START Task data

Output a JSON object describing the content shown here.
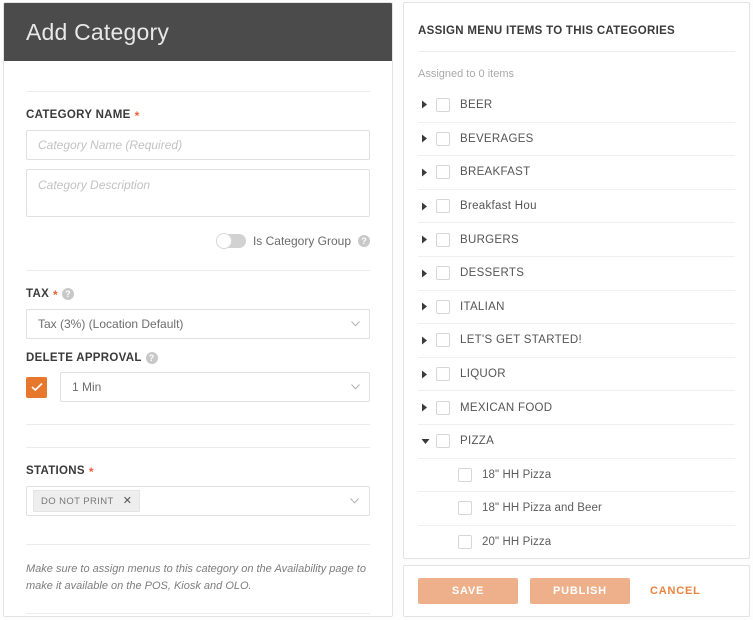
{
  "left": {
    "header_title": "Add Category",
    "category_name": {
      "label": "CATEGORY NAME",
      "required_mark": "*",
      "name_placeholder": "Category Name (Required)",
      "name_value": "",
      "description_placeholder": "Category Description",
      "description_value": ""
    },
    "category_group": {
      "label": "Is Category Group",
      "help_icon": "help-icon",
      "toggle_state": "off"
    },
    "tax": {
      "label": "TAX",
      "required_mark": "*",
      "help_icon": "help-icon",
      "selected": "Tax (3%) (Location Default)"
    },
    "delete_approval": {
      "label": "DELETE APPROVAL",
      "help_icon": "help-icon",
      "checkbox_state": "checked",
      "selected": "1 Min"
    },
    "stations": {
      "label": "STATIONS",
      "required_mark": "*",
      "chip_label": "DO NOT PRINT",
      "chip_remove_icon": "close-icon"
    },
    "note": "Make sure to assign menus to this category on the Availability page to make it available on the POS, Kiosk and OLO."
  },
  "right": {
    "title": "ASSIGN MENU ITEMS TO THIS CATEGORIES",
    "assigned_text": "Assigned to 0 items",
    "tree": [
      {
        "label": "BEER",
        "expanded": false,
        "checked": false,
        "child": false
      },
      {
        "label": "BEVERAGES",
        "expanded": false,
        "checked": false,
        "child": false
      },
      {
        "label": "BREAKFAST",
        "expanded": false,
        "checked": false,
        "child": false
      },
      {
        "label": "Breakfast Hou",
        "expanded": false,
        "checked": false,
        "child": false
      },
      {
        "label": "BURGERS",
        "expanded": false,
        "checked": false,
        "child": false
      },
      {
        "label": "DESSERTS",
        "expanded": false,
        "checked": false,
        "child": false
      },
      {
        "label": "ITALIAN",
        "expanded": false,
        "checked": false,
        "child": false
      },
      {
        "label": "LET'S GET STARTED!",
        "expanded": false,
        "checked": false,
        "child": false
      },
      {
        "label": "LIQUOR",
        "expanded": false,
        "checked": false,
        "child": false
      },
      {
        "label": "MEXICAN FOOD",
        "expanded": false,
        "checked": false,
        "child": false
      },
      {
        "label": "PIZZA",
        "expanded": true,
        "checked": false,
        "child": false
      },
      {
        "label": "18\" HH Pizza",
        "expanded": null,
        "checked": false,
        "child": true
      },
      {
        "label": "18\" HH Pizza and Beer",
        "expanded": null,
        "checked": false,
        "child": true
      },
      {
        "label": "20\" HH Pizza",
        "expanded": null,
        "checked": false,
        "child": true
      }
    ],
    "footer": {
      "save_label": "SAVE",
      "publish_label": "PUBLISH",
      "cancel_label": "CANCEL"
    }
  },
  "colors": {
    "header_bg": "#4b4b4b",
    "accent_orange": "#e8772e",
    "button_peach": "#eeb08a",
    "cancel_orange": "#e8833f",
    "required_red": "#f0603c"
  }
}
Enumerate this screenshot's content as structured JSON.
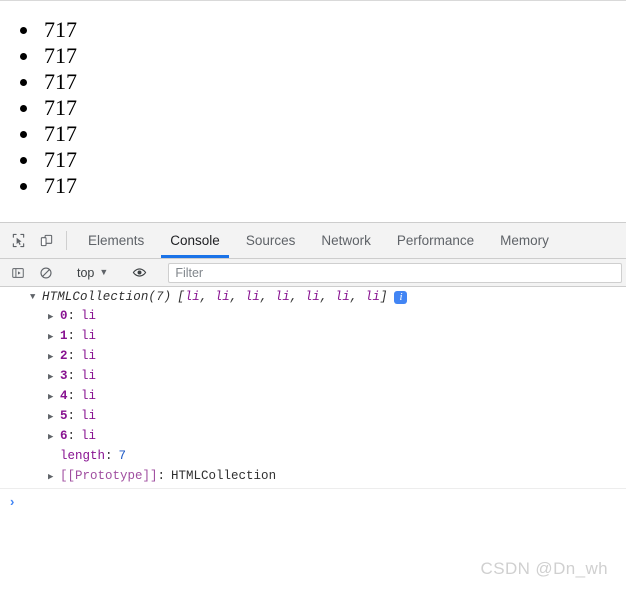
{
  "page": {
    "list_items": [
      "717",
      "717",
      "717",
      "717",
      "717",
      "717",
      "717"
    ]
  },
  "devtools": {
    "toolbar": {
      "inspect_icon": "inspect-element-icon",
      "device_icon": "device-toolbar-icon"
    },
    "tabs": [
      {
        "label": "Elements",
        "active": false
      },
      {
        "label": "Console",
        "active": true
      },
      {
        "label": "Sources",
        "active": false
      },
      {
        "label": "Network",
        "active": false
      },
      {
        "label": "Performance",
        "active": false
      },
      {
        "label": "Memory",
        "active": false
      }
    ],
    "console_toolbar": {
      "sidebar_icon": "console-sidebar-icon",
      "clear_icon": "clear-console-icon",
      "context": "top",
      "context_caret": "▼",
      "eye_icon": "live-expression-eye-icon",
      "filter_placeholder": "Filter",
      "filter_value": ""
    },
    "console_output": {
      "object_name": "HTMLCollection(7)",
      "preview_open": "[",
      "preview_items": [
        "li",
        "li",
        "li",
        "li",
        "li",
        "li",
        "li"
      ],
      "preview_close": "]",
      "info_badge": "i",
      "properties": [
        {
          "key": "0",
          "value": "li",
          "expandable": true
        },
        {
          "key": "1",
          "value": "li",
          "expandable": true
        },
        {
          "key": "2",
          "value": "li",
          "expandable": true
        },
        {
          "key": "3",
          "value": "li",
          "expandable": true
        },
        {
          "key": "4",
          "value": "li",
          "expandable": true
        },
        {
          "key": "5",
          "value": "li",
          "expandable": true
        },
        {
          "key": "6",
          "value": "li",
          "expandable": true
        }
      ],
      "length_key": "length",
      "length_value": "7",
      "prototype_key": "[[Prototype]]",
      "prototype_value": "HTMLCollection"
    },
    "prompt": {
      "caret": "›",
      "value": ""
    }
  },
  "watermark": "CSDN @Dn_wh",
  "colors": {
    "accent_blue": "#1a73e8",
    "info_badge_blue": "#4285f4",
    "property_purple": "#881391",
    "number_blue": "#1a56c4",
    "toolbar_bg": "#f3f3f3"
  }
}
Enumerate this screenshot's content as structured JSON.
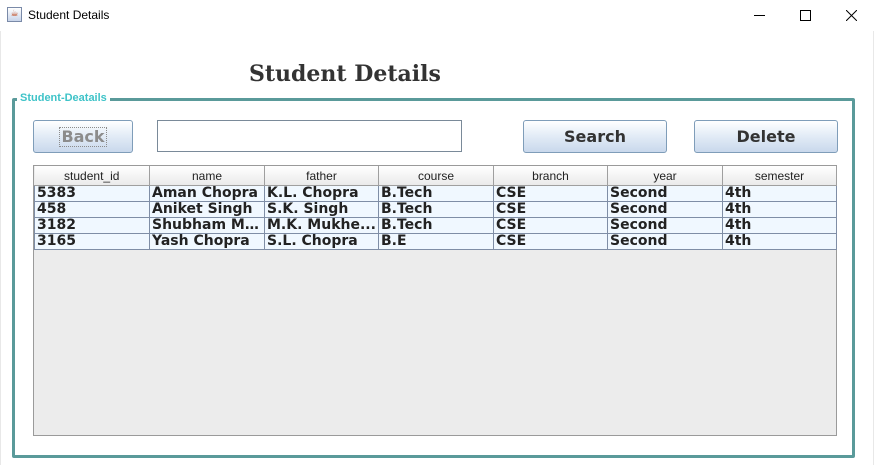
{
  "window": {
    "title": "Student Details",
    "controls": {
      "minimize": "minimize-icon",
      "maximize": "maximize-icon",
      "close": "close-icon"
    }
  },
  "page": {
    "heading": "Student Details"
  },
  "group": {
    "title": "Student-Deatails"
  },
  "toolbar": {
    "back_label": "Back",
    "search_value": "",
    "search_label": "Search",
    "delete_label": "Delete"
  },
  "table": {
    "columns": [
      "student_id",
      "name",
      "father",
      "course",
      "branch",
      "year",
      "semester"
    ],
    "rows": [
      [
        "5383",
        "Aman Chopra",
        "K.L. Chopra",
        "B.Tech",
        "CSE",
        "Second",
        "4th"
      ],
      [
        "458",
        "Aniket Singh",
        "S.K. Singh",
        "B.Tech",
        "CSE",
        "Second",
        "4th"
      ],
      [
        "3182",
        "Shubham Mu...",
        "M.K. Mukhe...",
        "B.Tech",
        "CSE",
        "Second",
        "4th"
      ],
      [
        "3165",
        "Yash Chopra",
        "S.L. Chopra",
        "B.E",
        "CSE",
        "Second",
        "4th"
      ]
    ]
  },
  "colors": {
    "group_border": "#5a9a9a",
    "group_title": "#3ec3c8",
    "row_background": "#f0f8ff",
    "table_empty": "#ececec"
  }
}
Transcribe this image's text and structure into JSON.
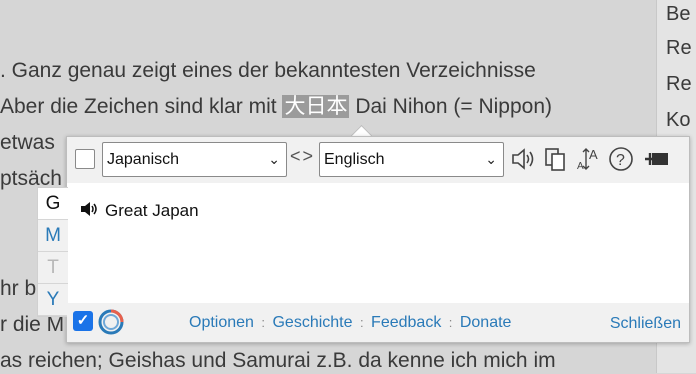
{
  "page": {
    "lines": [
      ". Ganz genau zeigt eines der bekanntesten Verzeichnisse",
      "Aber die Zeichen sind klar mit",
      "Dai Nihon (= Nippon)",
      "etwas",
      "ptsäch",
      "hr b",
      "r die M",
      "as reichen; Geishas und Samurai z.B. da kenne ich mich im"
    ],
    "highlight": "大日本",
    "right_column": [
      "Be",
      "Re",
      "Re",
      "Ko"
    ]
  },
  "popup": {
    "source_lang": "Japanisch",
    "target_lang": "Englisch",
    "swap_glyph": "<>",
    "tabs": [
      "G",
      "M",
      "T",
      "Y"
    ],
    "translation": "Great Japan",
    "tools": [
      "speaker-icon",
      "copy-icon",
      "font-size-icon",
      "help-icon",
      "pin-icon"
    ],
    "footer": {
      "checkbox_mark": "✓",
      "links": [
        "Optionen",
        "Geschichte",
        "Feedback",
        "Donate"
      ],
      "separator": ":",
      "close": "Schließen"
    }
  },
  "colors": {
    "link": "#2a7ab8",
    "checkbox": "#1a73e8",
    "highlight_bg": "#9b9b9b"
  }
}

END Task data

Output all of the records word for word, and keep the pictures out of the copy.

### Your response
Output a JSON object describing the content shown here.
{
  "left": {
    "header_title": "Add Category",
    "category_name": {
      "label": "CATEGORY NAME",
      "required_mark": "*",
      "name_placeholder": "Category Name (Required)",
      "name_value": "",
      "description_placeholder": "Category Description",
      "description_value": ""
    },
    "category_group": {
      "label": "Is Category Group",
      "help_icon": "help-icon",
      "toggle_state": "off"
    },
    "tax": {
      "label": "TAX",
      "required_mark": "*",
      "help_icon": "help-icon",
      "selected": "Tax (3%) (Location Default)"
    },
    "delete_approval": {
      "label": "DELETE APPROVAL",
      "help_icon": "help-icon",
      "checkbox_state": "checked",
      "selected": "1 Min"
    },
    "stations": {
      "label": "STATIONS",
      "required_mark": "*",
      "chip_label": "DO NOT PRINT",
      "chip_remove_icon": "close-icon"
    },
    "note": "Make sure to assign menus to this category on the Availability page to make it available on the POS, Kiosk and OLO."
  },
  "right": {
    "title": "ASSIGN MENU ITEMS TO THIS CATEGORIES",
    "assigned_text": "Assigned to 0 items",
    "tree": [
      {
        "label": "BEER",
        "expanded": false,
        "checked": false,
        "child": false
      },
      {
        "label": "BEVERAGES",
        "expanded": false,
        "checked": false,
        "child": false
      },
      {
        "label": "BREAKFAST",
        "expanded": false,
        "checked": false,
        "child": false
      },
      {
        "label": "Breakfast Hou",
        "expanded": false,
        "checked": false,
        "child": false
      },
      {
        "label": "BURGERS",
        "expanded": false,
        "checked": false,
        "child": false
      },
      {
        "label": "DESSERTS",
        "expanded": false,
        "checked": false,
        "child": false
      },
      {
        "label": "ITALIAN",
        "expanded": false,
        "checked": false,
        "child": false
      },
      {
        "label": "LET'S GET STARTED!",
        "expanded": false,
        "checked": false,
        "child": false
      },
      {
        "label": "LIQUOR",
        "expanded": false,
        "checked": false,
        "child": false
      },
      {
        "label": "MEXICAN FOOD",
        "expanded": false,
        "checked": false,
        "child": false
      },
      {
        "label": "PIZZA",
        "expanded": true,
        "checked": false,
        "child": false
      },
      {
        "label": "18\" HH Pizza",
        "expanded": null,
        "checked": false,
        "child": true
      },
      {
        "label": "18\" HH Pizza and Beer",
        "expanded": null,
        "checked": false,
        "child": true
      },
      {
        "label": "20\" HH Pizza",
        "expanded": null,
        "checked": false,
        "child": true
      }
    ],
    "footer": {
      "save_label": "SAVE",
      "publish_label": "PUBLISH",
      "cancel_label": "CANCEL"
    }
  },
  "colors": {
    "header_bg": "#4b4b4b",
    "accent_orange": "#e8772e",
    "button_peach": "#eeb08a",
    "cancel_orange": "#e8833f",
    "required_red": "#f0603c"
  }
}
Enumerate this screenshot's content as structured JSON.
{
  "page": {
    "list_items": [
      "717",
      "717",
      "717",
      "717",
      "717",
      "717",
      "717"
    ]
  },
  "devtools": {
    "toolbar": {
      "inspect_icon": "inspect-element-icon",
      "device_icon": "device-toolbar-icon"
    },
    "tabs": [
      {
        "label": "Elements",
        "active": false
      },
      {
        "label": "Console",
        "active": true
      },
      {
        "label": "Sources",
        "active": false
      },
      {
        "label": "Network",
        "active": false
      },
      {
        "label": "Performance",
        "active": false
      },
      {
        "label": "Memory",
        "active": false
      }
    ],
    "console_toolbar": {
      "sidebar_icon": "console-sidebar-icon",
      "clear_icon": "clear-console-icon",
      "context": "top",
      "context_caret": "▼",
      "eye_icon": "live-expression-eye-icon",
      "filter_placeholder": "Filter",
      "filter_value": ""
    },
    "console_output": {
      "object_name": "HTMLCollection(7)",
      "preview_open": "[",
      "preview_items": [
        "li",
        "li",
        "li",
        "li",
        "li",
        "li",
        "li"
      ],
      "preview_close": "]",
      "info_badge": "i",
      "properties": [
        {
          "key": "0",
          "value": "li",
          "expandable": true
        },
        {
          "key": "1",
          "value": "li",
          "expandable": true
        },
        {
          "key": "2",
          "value": "li",
          "expandable": true
        },
        {
          "key": "3",
          "value": "li",
          "expandable": true
        },
        {
          "key": "4",
          "value": "li",
          "expandable": true
        },
        {
          "key": "5",
          "value": "li",
          "expandable": true
        },
        {
          "key": "6",
          "value": "li",
          "expandable": true
        }
      ],
      "length_key": "length",
      "length_value": "7",
      "prototype_key": "[[Prototype]]",
      "prototype_value": "HTMLCollection"
    },
    "prompt": {
      "caret": "›",
      "value": ""
    }
  },
  "watermark": "CSDN @Dn_wh",
  "colors": {
    "accent_blue": "#1a73e8",
    "info_badge_blue": "#4285f4",
    "property_purple": "#881391",
    "number_blue": "#1a56c4",
    "toolbar_bg": "#f3f3f3"
  }
}
Enumerate this screenshot's content as structured JSON.
{
  "window": {
    "title": "Student Details",
    "controls": {
      "minimize": "minimize-icon",
      "maximize": "maximize-icon",
      "close": "close-icon"
    }
  },
  "page": {
    "heading": "Student Details"
  },
  "group": {
    "title": "Student-Deatails"
  },
  "toolbar": {
    "back_label": "Back",
    "search_value": "",
    "search_label": "Search",
    "delete_label": "Delete"
  },
  "table": {
    "columns": [
      "student_id",
      "name",
      "father",
      "course",
      "branch",
      "year",
      "semester"
    ],
    "rows": [
      [
        "5383",
        "Aman Chopra",
        "K.L. Chopra",
        "B.Tech",
        "CSE",
        "Second",
        "4th"
      ],
      [
        "458",
        "Aniket Singh",
        "S.K. Singh",
        "B.Tech",
        "CSE",
        "Second",
        "4th"
      ],
      [
        "3182",
        "Shubham Mu...",
        "M.K. Mukhe...",
        "B.Tech",
        "CSE",
        "Second",
        "4th"
      ],
      [
        "3165",
        "Yash Chopra",
        "S.L. Chopra",
        "B.E",
        "CSE",
        "Second",
        "4th"
      ]
    ]
  },
  "colors": {
    "group_border": "#5a9a9a",
    "group_title": "#3ec3c8",
    "row_background": "#f0f8ff",
    "table_empty": "#ececec"
  }
}
Transcribe this image's text and structure into JSON.
{
  "page": {
    "lines": [
      ". Ganz genau zeigt eines der bekanntesten Verzeichnisse",
      "Aber die Zeichen sind klar mit",
      "Dai Nihon (= Nippon)",
      "etwas",
      "ptsäch",
      "hr b",
      "r die M",
      "as reichen; Geishas und Samurai z.B. da kenne ich mich im"
    ],
    "highlight": "大日本",
    "right_column": [
      "Be",
      "Re",
      "Re",
      "Ko"
    ]
  },
  "popup": {
    "source_lang": "Japanisch",
    "target_lang": "Englisch",
    "swap_glyph": "<>",
    "tabs": [
      "G",
      "M",
      "T",
      "Y"
    ],
    "translation": "Great Japan",
    "tools": [
      "speaker-icon",
      "copy-icon",
      "font-size-icon",
      "help-icon",
      "pin-icon"
    ],
    "footer": {
      "checkbox_mark": "✓",
      "links": [
        "Optionen",
        "Geschichte",
        "Feedback",
        "Donate"
      ],
      "separator": ":",
      "close": "Schließen"
    }
  },
  "colors": {
    "link": "#2a7ab8",
    "checkbox": "#1a73e8",
    "highlight_bg": "#9b9b9b"
  }
}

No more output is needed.